betray his closest allies and would probably never have pardoned a conspirator.
However, the rhymes are so ineffective in this scene -- especially for today's
audiences who do not seem to like this degree of formality -- that if the
rhymes are allowed to be followed by the audience, the effect is likely to be
comic. Nevertheless, I have a fundamental disagreement with cutting this scene.
Any thoughts?
 
Zoltan (Abraham)
Undergrad student
Seattle University
 
(2)----------------------------------------------------------------------------
From:           Milla Riggio <
 This e-mail address is being protected from spambots. You need JavaScript enabled to view it
 >
Date:           Friday, 14 Apr 1995 01:31:09 -0500 (EST)
Subject:
 
A request prefaced by a plea:
 
First, the plea:  Lonnie Durham suggests that the villains of Sh. plays are,
following BERNARD Spivack, all "vice figures," like Diccon of Gammer Gurton's
Needle.  May I suggest that Spivack by levelling all plays with moral plots
into one category of drama and in so doing inventing a somewhat specious
history for the character he calls the "vice" has constructed one big garden
path, which I do not recommend we meander along.  Even for characters, like
Richard III and Falstaff, who are alluded to as "vice" characters in the plays
themselves, the term is finally inadequate even if somewhat meaningful.
Richard III does more than "run out of steam" after he's steamrolled over
everyone in his path.  He develops a conscience of his own, has bad dreams, is
haunted by those he's murdered and dies in a different vein than that in which
he merrily murdered!  Iago belongs to a different tradition altogether, and he
- like Richard - radically alters the tradition from which he emerges!
 
Now, the request:  I'm beginning to accumulate sources and good reading matter
as part of my assignment as dramaturg for an upcoming production of Romeo and
Juliet.  I'd love to hear from those who have worked extensively on this play,
either in production or not, about what you might regard as the best half-dozen
sources (essays or books) on the play.  What should I definitely not leave off
the reading list I'm compiling for the director?  You may reply to me at the
address below, and as usual, thanks.
 

 This e-mail address is being protected from spambots.
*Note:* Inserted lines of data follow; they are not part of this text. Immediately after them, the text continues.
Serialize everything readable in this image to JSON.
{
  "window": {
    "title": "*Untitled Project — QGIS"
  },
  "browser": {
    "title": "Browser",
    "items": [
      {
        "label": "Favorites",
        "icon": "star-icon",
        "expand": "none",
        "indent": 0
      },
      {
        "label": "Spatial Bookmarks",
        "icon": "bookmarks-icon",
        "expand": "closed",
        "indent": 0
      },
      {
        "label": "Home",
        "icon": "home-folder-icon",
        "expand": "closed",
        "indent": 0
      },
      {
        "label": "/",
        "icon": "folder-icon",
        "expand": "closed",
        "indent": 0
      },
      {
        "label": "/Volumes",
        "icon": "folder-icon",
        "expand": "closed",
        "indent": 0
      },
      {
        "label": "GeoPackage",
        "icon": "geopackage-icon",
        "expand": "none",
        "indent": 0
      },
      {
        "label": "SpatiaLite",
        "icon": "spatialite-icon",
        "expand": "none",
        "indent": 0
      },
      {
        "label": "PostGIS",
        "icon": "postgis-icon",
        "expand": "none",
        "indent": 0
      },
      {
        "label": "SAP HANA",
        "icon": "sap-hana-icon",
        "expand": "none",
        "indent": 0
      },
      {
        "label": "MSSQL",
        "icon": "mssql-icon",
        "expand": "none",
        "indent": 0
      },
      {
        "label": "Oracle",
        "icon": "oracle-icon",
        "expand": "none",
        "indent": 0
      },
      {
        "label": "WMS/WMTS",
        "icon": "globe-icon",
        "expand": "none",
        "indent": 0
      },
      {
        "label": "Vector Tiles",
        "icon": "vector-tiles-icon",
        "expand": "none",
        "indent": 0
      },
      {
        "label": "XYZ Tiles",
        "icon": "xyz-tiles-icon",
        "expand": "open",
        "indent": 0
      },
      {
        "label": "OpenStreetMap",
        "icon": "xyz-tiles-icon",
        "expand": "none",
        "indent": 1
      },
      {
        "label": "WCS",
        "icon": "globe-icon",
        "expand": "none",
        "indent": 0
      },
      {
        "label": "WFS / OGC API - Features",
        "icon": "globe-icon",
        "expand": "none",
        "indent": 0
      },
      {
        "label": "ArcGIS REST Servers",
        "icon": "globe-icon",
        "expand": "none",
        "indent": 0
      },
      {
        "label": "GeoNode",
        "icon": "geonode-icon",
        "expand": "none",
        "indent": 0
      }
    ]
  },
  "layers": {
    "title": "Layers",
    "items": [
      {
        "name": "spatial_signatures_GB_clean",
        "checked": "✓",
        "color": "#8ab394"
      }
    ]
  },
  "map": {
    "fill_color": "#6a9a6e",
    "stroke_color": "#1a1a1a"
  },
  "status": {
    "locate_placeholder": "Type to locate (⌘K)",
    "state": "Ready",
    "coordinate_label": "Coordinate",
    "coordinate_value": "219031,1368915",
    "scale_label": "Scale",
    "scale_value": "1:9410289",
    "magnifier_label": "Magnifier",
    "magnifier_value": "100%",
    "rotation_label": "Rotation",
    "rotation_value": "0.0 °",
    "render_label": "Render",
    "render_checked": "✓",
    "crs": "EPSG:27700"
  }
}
You need JavaScript enabled to view it
 
 
Gratefully,
Milla Riggio
 
(3)----------------------------------------------------------------------------
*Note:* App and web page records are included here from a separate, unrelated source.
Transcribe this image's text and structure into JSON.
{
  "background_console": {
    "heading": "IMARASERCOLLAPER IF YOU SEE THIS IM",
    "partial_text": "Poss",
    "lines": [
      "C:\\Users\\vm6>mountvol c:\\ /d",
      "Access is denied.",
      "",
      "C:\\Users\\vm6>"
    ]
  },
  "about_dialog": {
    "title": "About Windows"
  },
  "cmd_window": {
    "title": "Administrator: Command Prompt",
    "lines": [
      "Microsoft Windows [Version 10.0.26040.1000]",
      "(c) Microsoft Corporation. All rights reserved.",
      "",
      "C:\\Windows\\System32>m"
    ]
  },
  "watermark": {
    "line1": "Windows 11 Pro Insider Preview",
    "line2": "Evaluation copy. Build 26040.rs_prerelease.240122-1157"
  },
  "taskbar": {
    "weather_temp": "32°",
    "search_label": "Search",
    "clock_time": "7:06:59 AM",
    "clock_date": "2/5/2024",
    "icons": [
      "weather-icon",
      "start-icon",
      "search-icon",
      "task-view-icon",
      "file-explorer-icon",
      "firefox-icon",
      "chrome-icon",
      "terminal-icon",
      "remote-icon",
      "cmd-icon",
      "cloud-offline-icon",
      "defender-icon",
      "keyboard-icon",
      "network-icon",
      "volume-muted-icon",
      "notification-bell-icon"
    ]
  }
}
From:           John Ammerman <
 This e-mail address is being protected from spambots. You need JavaScript enabled to view it
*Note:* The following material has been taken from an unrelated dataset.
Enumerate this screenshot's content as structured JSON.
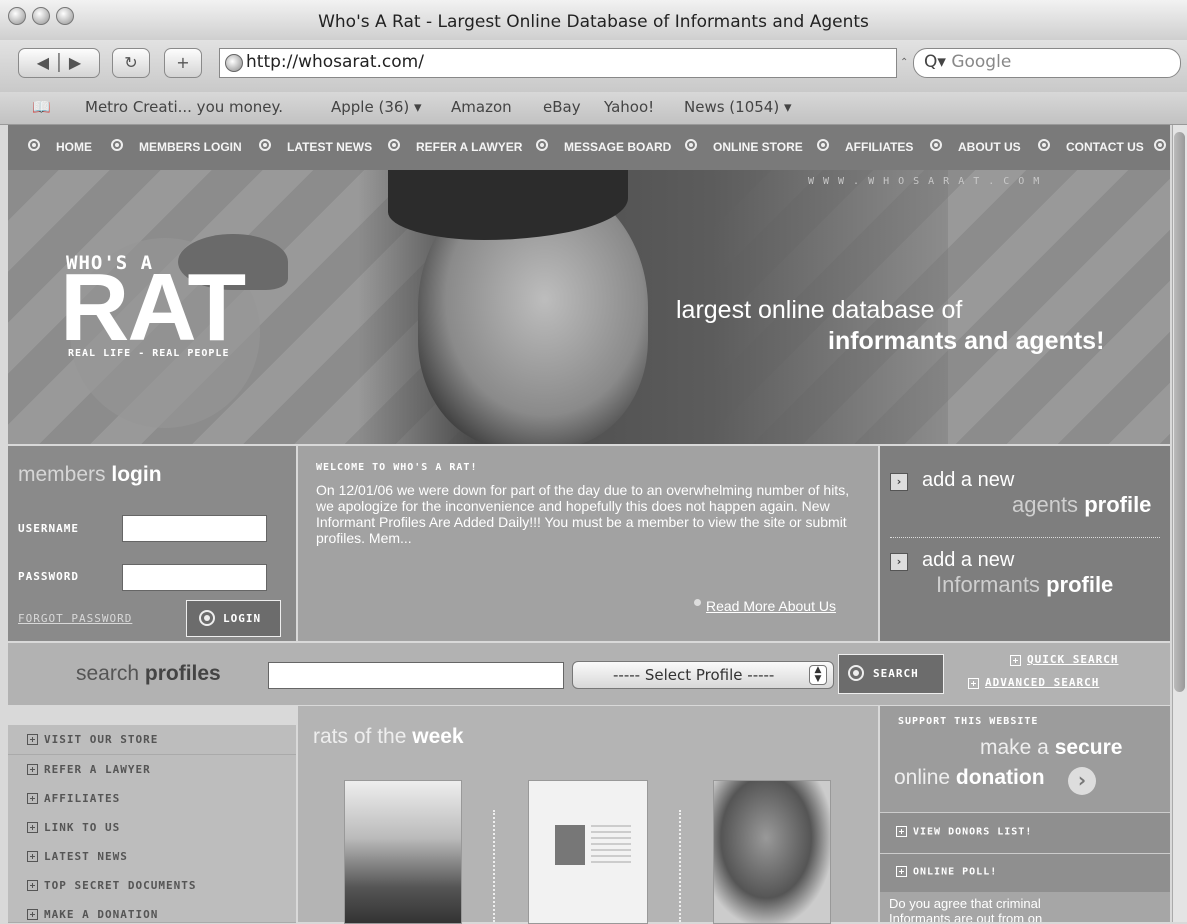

 >
Date:           Thursday, 13 Apr 1995 18:55:15 -0700 (PDT)
Subject:        The Rape of Lucrece and me
 
Shakespeare's narrative poem *The Rape of Lucrece* has never been unanimously
praised by literary critics.  Generations of reviewers have found in its lines
nothing more than mere rhetorical ornamentation. Several examples of this
attitude can be found by simply flipping randomly through various introductions
found on the library shelves. It is easy to accept the authority of these
experts who have come to such a broad consensus as to the mediocrity of
Shakespeare's *graver labor,* consensus that is only reinforced after
comparing Shakespeare's long rhetorical enlargement to the simple elegance of
the originals by Livy and Ovid which, we are told, are the primary sources for
Shakespeare. Yet the above unanimity of opinion ignores one thousand years of
Christian reinterpretation of the Lucretia tale by such writers such as St.
Augustine (City of God 1:19), and Chaucer (The Legend of Good Women) which when
taken into account,  enriches Shakespeare=D5s poem with a tragic irony and
provide an additional layer of meaning to his *excess* rhetoric.   This meaning
was no doubt taken for granted by the original audience but has been overlooked
as a result of the subsequent secularization of Western thought.
 
I am currently working on a paper concerning this tragic irony in Lucrece.
What I am looking for specifically are instances of irony within the poem.  I
have made quite a bit of progress in this but have recently started
experiencing writer's block.  Any ideas would be greatly appreciated.
 
Thanks,
John Ammerman
The Evergreen State College
 

Other Messages In This Thread

©2011 Hardy Cook. All rights reserved.